Your Ultimate Guide to Plumbing a Double Kitchen Sink
If you have been looking to upgrade your single-basin sink, you have stumbled upon the right guide for double-sink plumbing and installation directions.
Preparing your kitchen for a larger sink involves updating the plumbing configuration. The main difference between single sink and double sink plumbing is that each basin has an individual tailpiece that connects to a sanitary tee. The sanitary tee is then directly connected to the P-trap drain.
However, a swing tee trap also works as an alternative. Either way, this setup directs the course of waste from both basins into a single drainage line.
Aside from that one difference, single-basin and double-basin sinks more or less follow a similar installation process. So, you don’t have to be a plumbing pro to successfully DIY double sink plumbing!
Follow our guide below to learn more about installation and plumbing for a double kitchen sink.
Double Sink Plumbing in 12 Easy Steps
The first step is to free up space to accommodate a large double-basin sink.
Measure the available surface and make holes according to the size of the double-basin sink you wish to install.

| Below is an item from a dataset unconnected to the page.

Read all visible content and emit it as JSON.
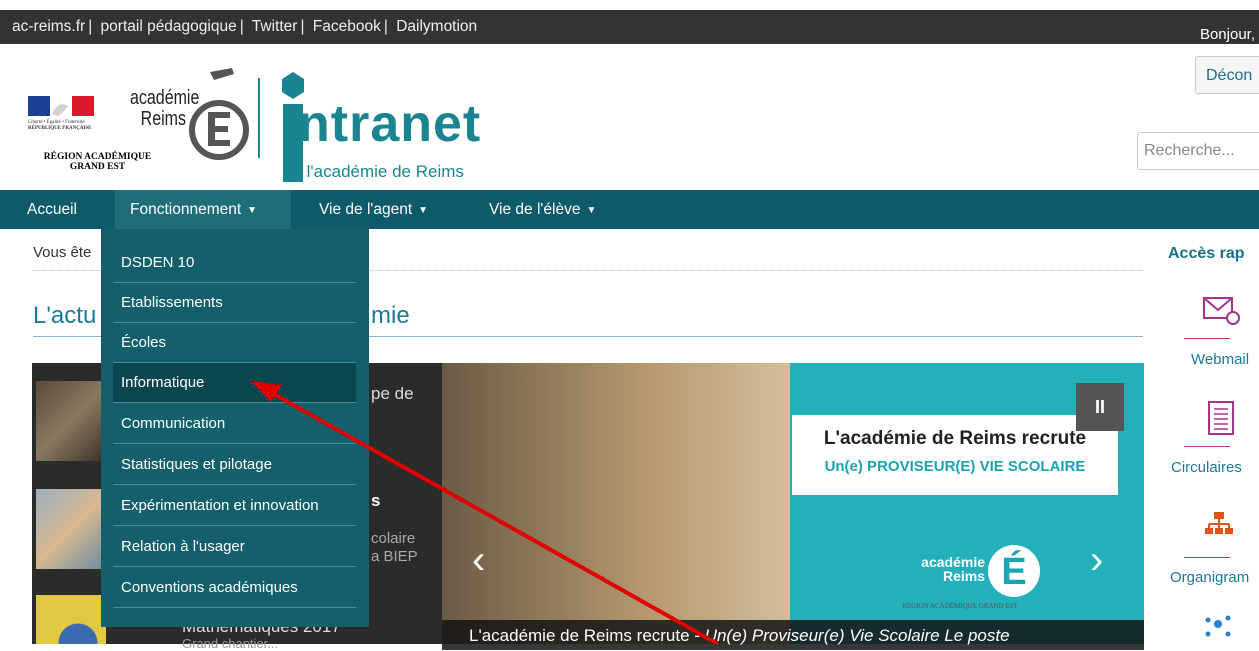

Keep in mind that the basins should fit securely through the openings, whereas the edges should be placed on the sides of the counter.
Use the cold and hot isolation valves to shut off the water supply in order to make way for the faucet installation.

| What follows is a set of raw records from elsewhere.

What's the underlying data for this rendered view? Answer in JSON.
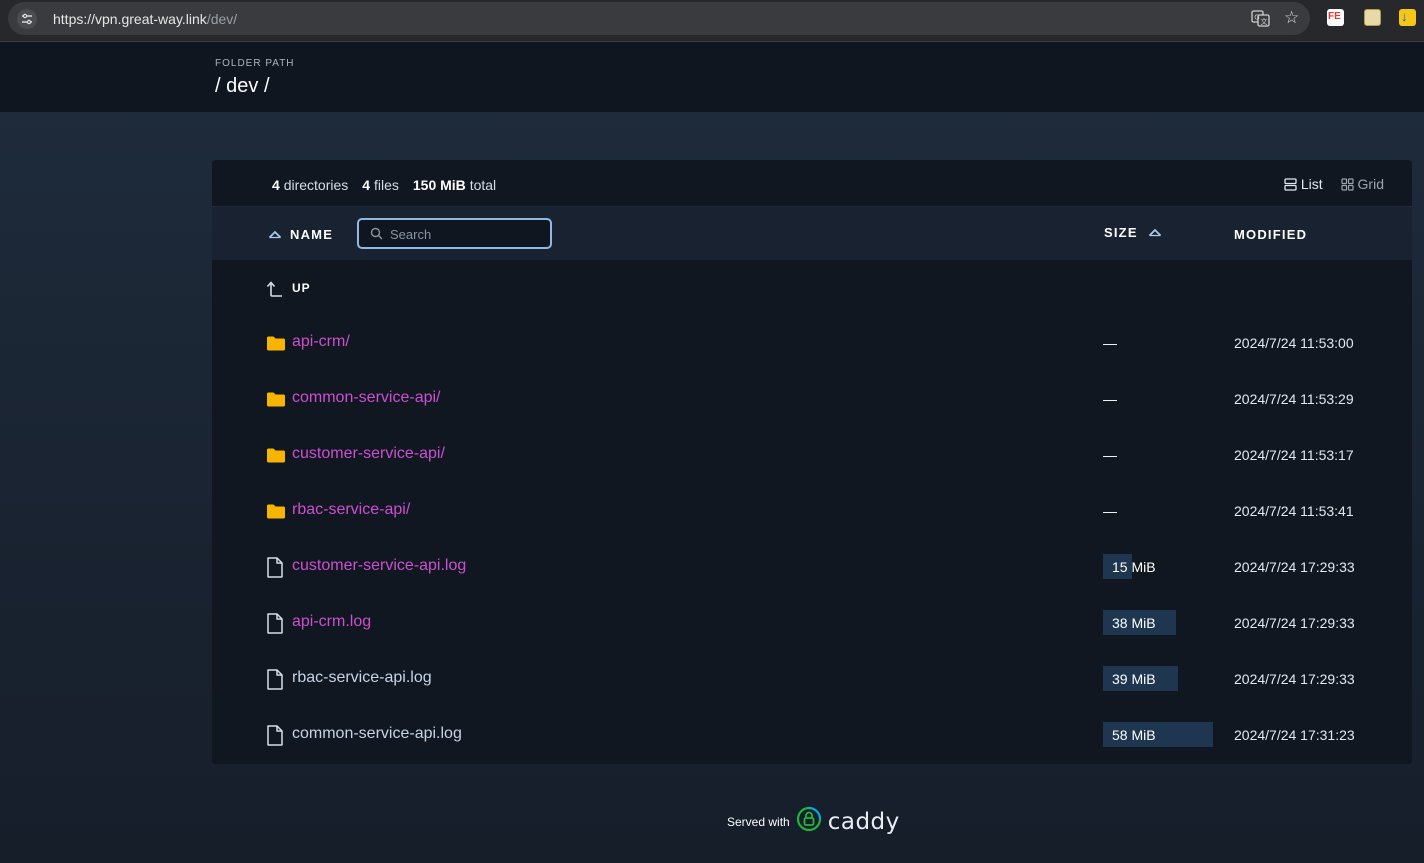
{
  "browser": {
    "url_host": "https://vpn.great-way.link",
    "url_path": "/dev/",
    "icons": [
      "tune-icon",
      "translate-icon",
      "star-icon",
      "fe-extension-icon",
      "image-extension-icon",
      "download-extension-icon"
    ],
    "fe_ext_label": "FE"
  },
  "header": {
    "label": "FOLDER PATH",
    "path_sep": "/",
    "path_segment": "dev"
  },
  "summary": {
    "dir_count": "4",
    "dir_label": "directories",
    "file_count": "4",
    "file_label": "files",
    "total_size": "150 MiB",
    "total_label": "total"
  },
  "view": {
    "list_label": "List",
    "grid_label": "Grid",
    "selected": "List"
  },
  "columns": {
    "name": "NAME",
    "size": "SIZE",
    "modified": "MODIFIED"
  },
  "search": {
    "placeholder": "Search",
    "value": ""
  },
  "up_label": "UP",
  "rows": [
    {
      "name": "api-crm/",
      "type": "folder",
      "size": "—",
      "size_fraction": 0,
      "modified": "2024/7/24 11:53:00",
      "visited": true
    },
    {
      "name": "common-service-api/",
      "type": "folder",
      "size": "—",
      "size_fraction": 0,
      "modified": "2024/7/24 11:53:29",
      "visited": true
    },
    {
      "name": "customer-service-api/",
      "type": "folder",
      "size": "—",
      "size_fraction": 0,
      "modified": "2024/7/24 11:53:17",
      "visited": true
    },
    {
      "name": "rbac-service-api/",
      "type": "folder",
      "size": "—",
      "size_fraction": 0,
      "modified": "2024/7/24 11:53:41",
      "visited": true
    },
    {
      "name": "customer-service-api.log",
      "type": "file",
      "size": "15 MiB",
      "size_fraction": 0.26,
      "modified": "2024/7/24 17:29:33",
      "visited": true
    },
    {
      "name": "api-crm.log",
      "type": "file",
      "size": "38 MiB",
      "size_fraction": 0.66,
      "modified": "2024/7/24 17:29:33",
      "visited": true
    },
    {
      "name": "rbac-service-api.log",
      "type": "file",
      "size": "39 MiB",
      "size_fraction": 0.68,
      "modified": "2024/7/24 17:29:33",
      "visited": false
    },
    {
      "name": "common-service-api.log",
      "type": "file",
      "size": "58 MiB",
      "size_fraction": 1.0,
      "modified": "2024/7/24 17:31:23",
      "visited": false
    }
  ],
  "footer": {
    "served_with": "Served with",
    "brand": "caddy"
  },
  "colors": {
    "link_visited": "#cc4fd1",
    "link_plain": "#c4d4e6",
    "folder": "#f7b500",
    "size_bar": "#1f3650",
    "search_border": "#8fb8e6"
  }
}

In case your plumbing system is not equipped with a set of isolation valves, turn the water off via the main shut-off valve. Then proceed to drain the lines before moving on to the next step.
Now, you’ll be ready to install sink basket strainers. These items are placed at the bottom of the sink and consist of a drain and a strainer basket. To make the installation process more efficient, make sure to put them in place before the sink is installed into the counter. Use silicone caulk on the bottom of the basket strainer and lower it into the drain at the lower area of the sink.
If it is done correctly, the edge of the basket strainer should be sitting snugly in the drainage hole while the silicone creates a waterproof barrier to block out leakages.
Next, let’s fasten the strainer to the sink by tightening the strainer nut. Do this for both basins.
If you are working with a drop-in sink, apply caulk onto the countertop. The rim of the sink needs to be secured on top of the counter to support the mass of the sink.
On the other hand, if you are working with an undermount sink, apply the caulk onto the bottom of the countertop around the edges of the sink holes before putting the sink in place. In this case, the edges need to be secured beneath the countertop with the help of industrial-strength clips, caulk, or adhesive.
It would be a good idea to have someone assist you with this very meticulous step.
Now that the double-basin sink is properly affixed to the countertop, you’ll have a clear view of how the drain outlet pipelines would connect with the basket strainers.
Do this by using a tape measure to find the height of the pipe. Remember that it needs to be high enough from the floor to accommodate the P-trap yet low enough to allot space for the drain tailpieces and the sanitary tee to meet the P-trap.
In case this part of the process is too complicated, it is highly recommended that you recruit the services of a professional plumber.
Let’s move on to connecting the drain tailpieces. Make sure that the drain tailpieces expand down to an equivalent height for both basins. Mark and cut accordingly with a PVC cutter or a hacksaw. Then proceed to fit the drain tailpieces to the basket strainers with compression nuts. Refrain from tightening them too much, as the excessive pressure could result in damage.
The sanitary tee is up next. Install it to both basins or in the centre of both.
Once you’re done with the sanitary tee, proceed with the drain trap. Also, commonly referred to as a P-trap, this component of the plumbing system consists of a U-shaped and J-shaped fitting.
Fix the sanitary tee to the U-shaped fitting. Then bridge the U-shaped trap to the J-shaped trap. The rear of the J-trap finalizes the drainage line by linking with the drain outlet pipe. Use slip-on compression nuts to connect all the pieces together.
Mount the faucet by threading the mounting bracket and hot and cold water lines down via the countertop. Next, you’re going to have to utilize a series of channel locks to strengthen the nuts at the lower end of the faucet to ensure that it is secured to your kitchen counter.
Next, link the hot and cold water lines to their respective pipes. Tighten as needed with channel locks.
As a final step in the double sink plumbing process, inspect for leaks by switching on the hot and cold isolation valves. Open the faucet to release any trapped air and allow the water to run into the sink.
No leaks? Good job!
A Helping Hand from the Experts at PlumbWize
DIY is great, but if you need a little help to ensure excellent double sink plumbing, PlumbWize has you covered.
With over 60 years of experience in the plumbing industry, we’ve become one of the most reliable plumbing and drain service providers in Burlington, Oakville, Hamilton, Milton, Ancaster, and Stoney Creek.
Give us a call today to request a quote!